Return the lines beginning at the one that contains "Serialize everything readable" and running to the end of the records, exactly and with nothing else. Omit pictures.

══ DATA IN THIS EXERCISE

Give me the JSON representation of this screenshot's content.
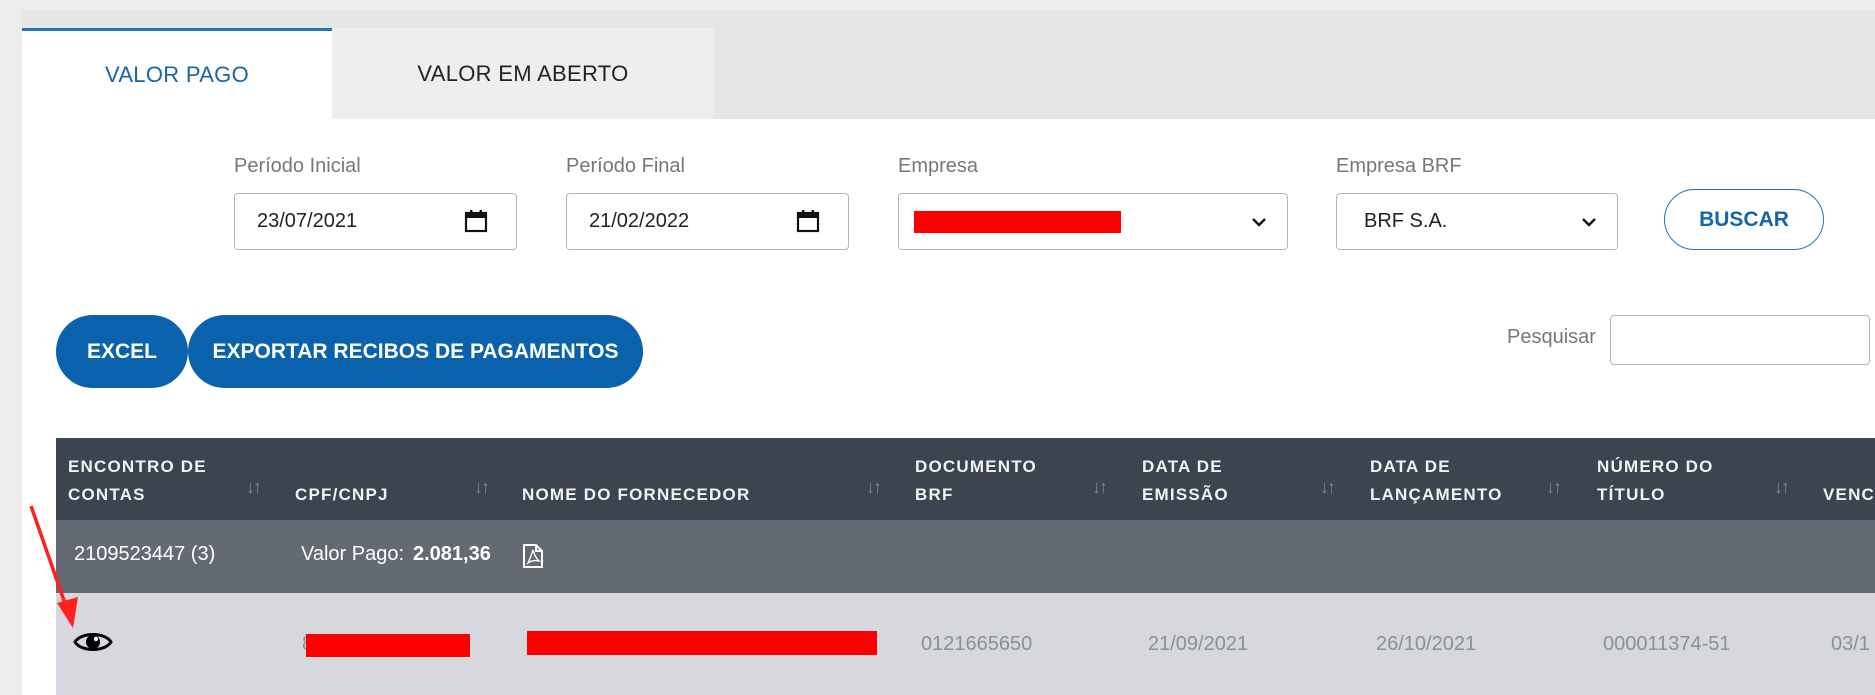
{
  "tabs": {
    "active": "VALOR PAGO",
    "inactive": "VALOR EM ABERTO"
  },
  "filters": {
    "start_label": "Período Inicial",
    "start_value": "23/07/2021",
    "end_label": "Período Final",
    "end_value": "21/02/2022",
    "company_label": "Empresa",
    "brf_company_label": "Empresa BRF",
    "brf_company_value": "BRF S.A.",
    "search_button": "BUSCAR"
  },
  "actions": {
    "excel": "EXCEL",
    "export": "EXPORTAR RECIBOS DE PAGAMENTOS",
    "search_label": "Pesquisar",
    "search_value": ""
  },
  "table": {
    "headers": [
      {
        "line1": "ENCONTRO DE",
        "line2": "CONTAS"
      },
      {
        "line1": "",
        "line2": "CPF/CNPJ"
      },
      {
        "line1": "",
        "line2": "NOME DO FORNECEDOR"
      },
      {
        "line1": "DOCUMENTO",
        "line2": "BRF"
      },
      {
        "line1": "DATA DE",
        "line2": "EMISSÃO"
      },
      {
        "line1": "DATA DE",
        "line2": "LANÇAMENTO"
      },
      {
        "line1": "NÚMERO DO",
        "line2": "TÍTULO"
      },
      {
        "line1": "",
        "line2": "VENC"
      }
    ],
    "sort_glyph": "↓↑",
    "group": {
      "id": "2109523447 (3)",
      "paid_label": "Valor Pago:",
      "paid_value": "2.081,36"
    },
    "row": {
      "cpf_visible": "8",
      "documento": "0121665650",
      "emissao": "21/09/2021",
      "lancamento": "26/10/2021",
      "titulo": "000011374-51",
      "vencimento": "03/1"
    }
  },
  "annotation_color": "#ff2020",
  "icons": [
    "calendar-icon",
    "chevron-down-icon",
    "sort-icon",
    "pdf-icon",
    "eye-icon"
  ]
}
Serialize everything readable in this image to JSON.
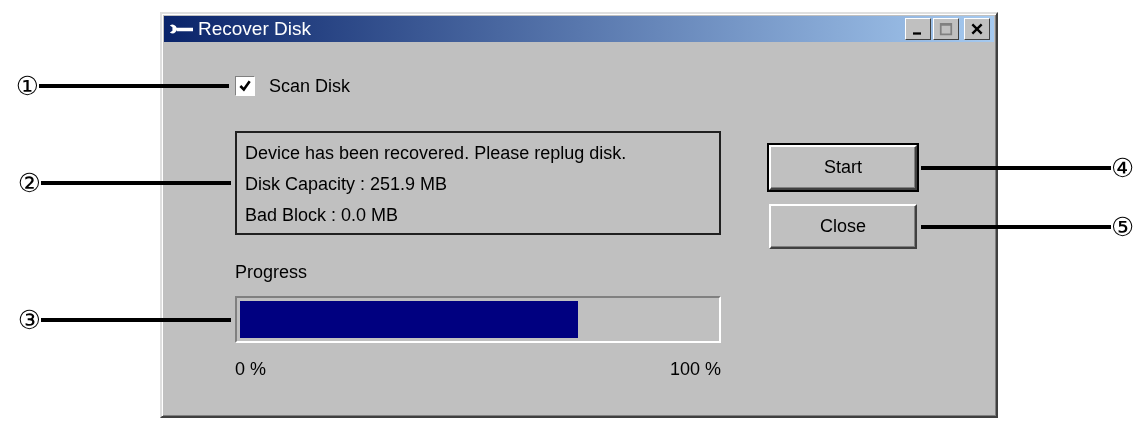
{
  "window": {
    "title": "Recover Disk"
  },
  "scan_disk": {
    "label": "Scan Disk",
    "checked": true
  },
  "status_lines": [
    "Device has been recovered. Please replug disk.",
    "Disk Capacity : 251.9 MB",
    "Bad Block : 0.0 MB"
  ],
  "progress": {
    "label": "Progress",
    "level": 0.71,
    "min_label": "0 %",
    "max_label": "100 %"
  },
  "buttons": [
    {
      "label": "Start",
      "default": true
    },
    {
      "label": "Close",
      "default": false
    }
  ],
  "callouts": [
    {
      "number": "①"
    },
    {
      "number": "②"
    },
    {
      "number": "③"
    },
    {
      "number": "④"
    },
    {
      "number": "⑤"
    }
  ]
}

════

WRITTEN RESPONSE –
Serialize everything readable in this image to JSON.
{
  "window": {
    "title": "Recover Disk"
  },
  "scan_disk": {
    "label": "Scan Disk",
    "checked": true
  },
  "status_lines": [
    "Device has been recovered. Please replug disk.",
    "Disk Capacity : 251.9 MB",
    "Bad Block : 0.0 MB"
  ],
  "progress": {
    "label": "Progress",
    "level": 0.71,
    "min_label": "0 %",
    "max_label": "100 %"
  },
  "buttons": [
    {
      "label": "Start",
      "default": true
    },
    {
      "label": "Close",
      "default": false
    }
  ],
  "callouts": [
    {
      "number": "①"
    },
    {
      "number": "②"
    },
    {
      "number": "③"
    },
    {
      "number": "④"
    },
    {
      "number": "⑤"
    }
  ]
}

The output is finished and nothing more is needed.